I most recently returned to New Orleans several months ago, during the tenth anniversary of Katrina. I am 31 going on 32 and then 33 and then all the subsequent 30 numbers until I die or turn 40. I don’t dare editorialize about Katrina—I was far from it, in a safe and dry office cubicle feeling nauseated and helpless while people just like me but slightly different were left to crumble or wash away—but I will never forget its bleakness, its heaviness as one of our nation’s most shameful disappointments. I will also never forget the way life happens in New Orleans. It is like how each of our own small lives unrolls: onward despite the past, onward because of it. The streets were blocked off for President Obama’s tour—his presence meant to convey how much he wanted not to let us down. People stood by to remember the reason he came. Unlike the city’s near-constant celebrations—the trumpeting bustle of its ongoing parades—the heart of this day was still. I spent much of it inside, in city bars and quiet interiors, where New Orleanians congregated, to talk, to listen. I soaked up their stories—which remain; which keep going, like the river—and I brought them inside me so they’d live there too: their dark and their light, their love and their loss. Later, I biked to the levee to watch the sun set on the Mississippi and felt the quiet grace of the planet and the collective cri de coeur (another fitting Frenchism) of its flawed creatures rise like a tide inside me. Near me was the Tree of Life, that timeless towering oak, radiating green. I placed a hand on its trunk and its trunk lay under my hand, a single point of contact. The Tree of Life is still alive. So many branches on my own tree are gone now; the farther I walk down my life’s line, the fewer places my path can take me. And yet… The path took me here. Earlier, I’d stopped in a dive bar on my way to the Bywater and spied a Mardi Gras 2000 poster hanging on the wall, faded behind smeared glass. It had changed, and so had I, and so has New Orleans, but here we all were, still together, rolling on.
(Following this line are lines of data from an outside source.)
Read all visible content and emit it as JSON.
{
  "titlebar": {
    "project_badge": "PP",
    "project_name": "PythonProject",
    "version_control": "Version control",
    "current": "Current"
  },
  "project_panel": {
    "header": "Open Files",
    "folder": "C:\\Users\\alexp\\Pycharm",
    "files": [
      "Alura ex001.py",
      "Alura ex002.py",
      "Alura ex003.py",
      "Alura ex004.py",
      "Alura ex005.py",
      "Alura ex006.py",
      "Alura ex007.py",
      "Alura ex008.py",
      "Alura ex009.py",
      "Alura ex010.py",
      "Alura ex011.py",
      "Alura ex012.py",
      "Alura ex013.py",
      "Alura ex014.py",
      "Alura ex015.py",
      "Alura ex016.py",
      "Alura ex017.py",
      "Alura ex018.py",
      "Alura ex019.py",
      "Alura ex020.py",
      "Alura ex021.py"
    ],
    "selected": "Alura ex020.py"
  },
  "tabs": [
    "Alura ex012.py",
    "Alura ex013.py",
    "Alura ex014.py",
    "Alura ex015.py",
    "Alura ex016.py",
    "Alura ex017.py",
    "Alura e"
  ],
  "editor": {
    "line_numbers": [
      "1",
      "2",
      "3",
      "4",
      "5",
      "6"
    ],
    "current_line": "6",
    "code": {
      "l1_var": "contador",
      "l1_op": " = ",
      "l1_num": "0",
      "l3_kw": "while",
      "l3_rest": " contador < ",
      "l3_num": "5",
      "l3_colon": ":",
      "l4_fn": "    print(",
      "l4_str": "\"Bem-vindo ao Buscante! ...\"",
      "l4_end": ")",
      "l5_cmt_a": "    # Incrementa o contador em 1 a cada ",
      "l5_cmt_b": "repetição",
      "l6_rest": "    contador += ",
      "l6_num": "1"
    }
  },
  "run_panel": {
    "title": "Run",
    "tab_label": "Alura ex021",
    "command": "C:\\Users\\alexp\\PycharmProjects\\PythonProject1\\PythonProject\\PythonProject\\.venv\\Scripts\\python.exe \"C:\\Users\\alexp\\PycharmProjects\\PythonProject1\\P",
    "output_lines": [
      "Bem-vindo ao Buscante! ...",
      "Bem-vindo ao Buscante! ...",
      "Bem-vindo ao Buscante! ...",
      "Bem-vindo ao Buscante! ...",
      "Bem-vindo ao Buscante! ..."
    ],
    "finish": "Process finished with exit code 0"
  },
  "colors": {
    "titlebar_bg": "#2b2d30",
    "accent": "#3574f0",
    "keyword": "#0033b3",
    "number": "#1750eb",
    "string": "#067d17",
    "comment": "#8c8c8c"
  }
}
Sarah Van Bonn is a world-wandering writer based in New York City when she’s not on the road. Her work has been featured in/on WNPR, The Rumpus, South Asia Journal, MakeBlank, and various elsewheres. New Orleans ties for first place as her most-loved American city beginning with the word “New.”